● **Aim of the exercise**: Repeat each line of the data exactly as written.

● **Supplied information**:

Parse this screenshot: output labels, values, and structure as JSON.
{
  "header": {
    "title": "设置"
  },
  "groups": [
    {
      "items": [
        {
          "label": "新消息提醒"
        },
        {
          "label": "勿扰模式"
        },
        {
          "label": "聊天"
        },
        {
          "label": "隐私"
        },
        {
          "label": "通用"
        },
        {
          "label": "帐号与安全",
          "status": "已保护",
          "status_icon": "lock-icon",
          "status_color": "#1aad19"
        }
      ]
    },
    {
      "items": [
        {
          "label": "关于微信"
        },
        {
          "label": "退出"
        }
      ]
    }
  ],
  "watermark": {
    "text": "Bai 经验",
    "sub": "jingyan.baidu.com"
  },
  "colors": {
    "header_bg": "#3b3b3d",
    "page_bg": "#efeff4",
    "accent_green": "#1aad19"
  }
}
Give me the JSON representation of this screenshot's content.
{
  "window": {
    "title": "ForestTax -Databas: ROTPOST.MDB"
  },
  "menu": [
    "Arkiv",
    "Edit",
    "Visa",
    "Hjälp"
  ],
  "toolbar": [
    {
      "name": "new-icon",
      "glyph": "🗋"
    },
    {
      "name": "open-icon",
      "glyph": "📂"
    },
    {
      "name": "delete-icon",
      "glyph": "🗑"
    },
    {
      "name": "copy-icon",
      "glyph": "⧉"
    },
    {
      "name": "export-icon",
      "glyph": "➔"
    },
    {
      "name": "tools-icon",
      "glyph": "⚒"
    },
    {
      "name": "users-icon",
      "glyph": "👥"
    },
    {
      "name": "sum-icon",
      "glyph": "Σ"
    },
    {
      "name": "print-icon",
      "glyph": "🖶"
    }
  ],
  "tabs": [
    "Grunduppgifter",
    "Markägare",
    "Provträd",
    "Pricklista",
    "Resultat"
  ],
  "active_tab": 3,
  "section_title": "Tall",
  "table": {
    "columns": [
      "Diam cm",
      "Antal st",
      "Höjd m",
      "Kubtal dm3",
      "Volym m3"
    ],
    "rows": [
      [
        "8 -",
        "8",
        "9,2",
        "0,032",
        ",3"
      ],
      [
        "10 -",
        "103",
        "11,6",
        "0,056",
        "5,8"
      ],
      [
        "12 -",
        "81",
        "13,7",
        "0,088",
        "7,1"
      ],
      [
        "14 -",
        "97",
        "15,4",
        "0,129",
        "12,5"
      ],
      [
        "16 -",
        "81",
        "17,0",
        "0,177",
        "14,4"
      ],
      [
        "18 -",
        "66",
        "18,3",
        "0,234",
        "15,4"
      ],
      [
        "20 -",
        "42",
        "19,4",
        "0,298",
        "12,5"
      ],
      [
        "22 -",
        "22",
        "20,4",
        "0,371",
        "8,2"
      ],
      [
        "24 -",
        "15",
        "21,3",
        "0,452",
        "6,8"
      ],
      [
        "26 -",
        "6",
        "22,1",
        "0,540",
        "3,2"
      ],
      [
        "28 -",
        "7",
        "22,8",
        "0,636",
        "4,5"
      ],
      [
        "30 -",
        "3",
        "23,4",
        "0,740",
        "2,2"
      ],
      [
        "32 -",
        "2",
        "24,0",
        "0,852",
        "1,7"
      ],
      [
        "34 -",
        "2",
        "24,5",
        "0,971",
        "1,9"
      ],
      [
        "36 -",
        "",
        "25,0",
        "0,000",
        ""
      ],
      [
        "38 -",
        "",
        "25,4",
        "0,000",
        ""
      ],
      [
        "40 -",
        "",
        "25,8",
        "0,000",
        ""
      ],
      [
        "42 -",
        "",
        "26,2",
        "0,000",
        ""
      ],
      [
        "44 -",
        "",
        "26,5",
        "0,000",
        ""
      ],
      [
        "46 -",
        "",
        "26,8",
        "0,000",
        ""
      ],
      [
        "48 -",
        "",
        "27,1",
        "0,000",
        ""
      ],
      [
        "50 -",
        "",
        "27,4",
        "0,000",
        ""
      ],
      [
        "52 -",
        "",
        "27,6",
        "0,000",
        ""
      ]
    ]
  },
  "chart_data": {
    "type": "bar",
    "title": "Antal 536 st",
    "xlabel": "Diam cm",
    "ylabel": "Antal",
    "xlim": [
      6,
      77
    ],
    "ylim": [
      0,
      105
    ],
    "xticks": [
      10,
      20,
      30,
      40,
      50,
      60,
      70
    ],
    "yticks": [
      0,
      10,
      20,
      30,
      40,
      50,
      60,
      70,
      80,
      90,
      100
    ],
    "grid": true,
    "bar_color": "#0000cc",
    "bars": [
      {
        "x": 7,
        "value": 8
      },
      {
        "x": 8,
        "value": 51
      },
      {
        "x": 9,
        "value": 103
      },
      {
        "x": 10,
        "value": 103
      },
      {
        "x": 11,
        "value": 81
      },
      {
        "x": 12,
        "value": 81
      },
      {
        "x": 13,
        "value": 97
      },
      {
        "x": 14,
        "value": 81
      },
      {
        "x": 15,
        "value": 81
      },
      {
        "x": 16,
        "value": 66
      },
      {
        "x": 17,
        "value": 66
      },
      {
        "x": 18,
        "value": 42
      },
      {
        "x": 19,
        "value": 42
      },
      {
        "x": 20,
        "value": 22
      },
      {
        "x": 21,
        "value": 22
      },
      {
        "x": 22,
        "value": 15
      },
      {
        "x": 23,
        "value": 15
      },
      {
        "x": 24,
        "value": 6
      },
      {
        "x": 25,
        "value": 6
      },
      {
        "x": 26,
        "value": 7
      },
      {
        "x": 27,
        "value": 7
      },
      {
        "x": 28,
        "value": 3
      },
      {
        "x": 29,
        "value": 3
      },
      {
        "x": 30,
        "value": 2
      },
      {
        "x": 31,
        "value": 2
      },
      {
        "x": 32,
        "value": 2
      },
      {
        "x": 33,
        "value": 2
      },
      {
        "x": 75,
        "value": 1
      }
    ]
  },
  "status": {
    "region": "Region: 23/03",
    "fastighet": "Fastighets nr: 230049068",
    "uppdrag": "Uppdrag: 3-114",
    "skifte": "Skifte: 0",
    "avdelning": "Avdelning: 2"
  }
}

● **Result**:
Parse this screenshot: output labels, values, and structure as JSON.
{
  "header": {
    "title": "设置"
  },
  "groups": [
    {
      "items": [
        {
          "label": "新消息提醒"
        },
        {
          "label": "勿扰模式"
        },
        {
          "label": "聊天"
        },
        {
          "label": "隐私"
        },
        {
          "label": "通用"
        },
        {
          "label": "帐号与安全",
          "status": "已保护",
          "status_icon": "lock-icon",
          "status_color": "#1aad19"
        }
      ]
    },
    {
      "items": [
        {
          "label": "关于微信"
        },
        {
          "label": "退出"
        }
      ]
    }
  ],
  "watermark": {
    "text": "Bai 经验",
    "sub": "jingyan.baidu.com"
  },
  "colors": {
    "header_bg": "#3b3b3d",
    "page_bg": "#efeff4",
    "accent_green": "#1aad19"
  }
}
Give me the JSON representation of this screenshot's content.
{
  "window": {
    "title": "ForestTax -Databas: ROTPOST.MDB"
  },
  "menu": [
    "Arkiv",
    "Edit",
    "Visa",
    "Hjälp"
  ],
  "toolbar": [
    {
      "name": "new-icon",
      "glyph": "🗋"
    },
    {
      "name": "open-icon",
      "glyph": "📂"
    },
    {
      "name": "delete-icon",
      "glyph": "🗑"
    },
    {
      "name": "copy-icon",
      "glyph": "⧉"
    },
    {
      "name": "export-icon",
      "glyph": "➔"
    },
    {
      "name": "tools-icon",
      "glyph": "⚒"
    },
    {
      "name": "users-icon",
      "glyph": "👥"
    },
    {
      "name": "sum-icon",
      "glyph": "Σ"
    },
    {
      "name": "print-icon",
      "glyph": "🖶"
    }
  ],
  "tabs": [
    "Grunduppgifter",
    "Markägare",
    "Provträd",
    "Pricklista",
    "Resultat"
  ],
  "active_tab": 3,
  "section_title": "Tall",
  "table": {
    "columns": [
      "Diam cm",
      "Antal st",
      "Höjd m",
      "Kubtal dm3",
      "Volym m3"
    ],
    "rows": [
      [
        "8 -",
        "8",
        "9,2",
        "0,032",
        ",3"
      ],
      [
        "10 -",
        "103",
        "11,6",
        "0,056",
        "5,8"
      ],
      [
        "12 -",
        "81",
        "13,7",
        "0,088",
        "7,1"
      ],
      [
        "14 -",
        "97",
        "15,4",
        "0,129",
        "12,5"
      ],
      [
        "16 -",
        "81",
        "17,0",
        "0,177",
        "14,4"
      ],
      [
        "18 -",
        "66",
        "18,3",
        "0,234",
        "15,4"
      ],
      [
        "20 -",
        "42",
        "19,4",
        "0,298",
        "12,5"
      ],
      [
        "22 -",
        "22",
        "20,4",
        "0,371",
        "8,2"
      ],
      [
        "24 -",
        "15",
        "21,3",
        "0,452",
        "6,8"
      ],
      [
        "26 -",
        "6",
        "22,1",
        "0,540",
        "3,2"
      ],
      [
        "28 -",
        "7",
        "22,8",
        "0,636",
        "4,5"
      ],
      [
        "30 -",
        "3",
        "23,4",
        "0,740",
        "2,2"
      ],
      [
        "32 -",
        "2",
        "24,0",
        "0,852",
        "1,7"
      ],
      [
        "34 -",
        "2",
        "24,5",
        "0,971",
        "1,9"
      ],
      [
        "36 -",
        "",
        "25,0",
        "0,000",
        ""
      ],
      [
        "38 -",
        "",
        "25,4",
        "0,000",
        ""
      ],
      [
        "40 -",
        "",
        "25,8",
        "0,000",
        ""
      ],
      [
        "42 -",
        "",
        "26,2",
        "0,000",
        ""
      ],
      [
        "44 -",
        "",
        "26,5",
        "0,000",
        ""
      ],
      [
        "46 -",
        "",
        "26,8",
        "0,000",
        ""
      ],
      [
        "48 -",
        "",
        "27,1",
        "0,000",
        ""
      ],
      [
        "50 -",
        "",
        "27,4",
        "0,000",
        ""
      ],
      [
        "52 -",
        "",
        "27,6",
        "0,000",
        ""
      ]
    ]
  },
  "chart_data": {
    "type": "bar",
    "title": "Antal 536 st",
    "xlabel": "Diam cm",
    "ylabel": "Antal",
    "xlim": [
      6,
      77
    ],
    "ylim": [
      0,
      105
    ],
    "xticks": [
      10,
      20,
      30,
      40,
      50,
      60,
      70
    ],
    "yticks": [
      0,
      10,
      20,
      30,
      40,
      50,
      60,
      70,
      80,
      90,
      100
    ],
    "grid": true,
    "bar_color": "#0000cc",
    "bars": [
      {
        "x": 7,
        "value": 8
      },
      {
        "x": 8,
        "value": 51
      },
      {
        "x": 9,
        "value": 103
      },
      {
        "x": 10,
        "value": 103
      },
      {
        "x": 11,
        "value": 81
      },
      {
        "x": 12,
        "value": 81
      },
      {
        "x": 13,
        "value": 97
      },
      {
        "x": 14,
        "value": 81
      },
      {
        "x": 15,
        "value": 81
      },
      {
        "x": 16,
        "value": 66
      },
      {
        "x": 17,
        "value": 66
      },
      {
        "x": 18,
        "value": 42
      },
      {
        "x": 19,
        "value": 42
      },
      {
        "x": 20,
        "value": 22
      },
      {
        "x": 21,
        "value": 22
      },
      {
        "x": 22,
        "value": 15
      },
      {
        "x": 23,
        "value": 15
      },
      {
        "x": 24,
        "value": 6
      },
      {
        "x": 25,
        "value": 6
      },
      {
        "x": 26,
        "value": 7
      },
      {
        "x": 27,
        "value": 7
      },
      {
        "x": 28,
        "value": 3
      },
      {
        "x": 29,
        "value": 3
      },
      {
        "x": 30,
        "value": 2
      },
      {
        "x": 31,
        "value": 2
      },
      {
        "x": 32,
        "value": 2
      },
      {
        "x": 33,
        "value": 2
      },
      {
        "x": 75,
        "value": 1
      }
    ]
  },
  "status": {
    "region": "Region: 23/03",
    "fastighet": "Fastighets nr: 230049068",
    "uppdrag": "Uppdrag: 3-114",
    "skifte": "Skifte: 0",
    "avdelning": "Avdelning: 2"
  }
}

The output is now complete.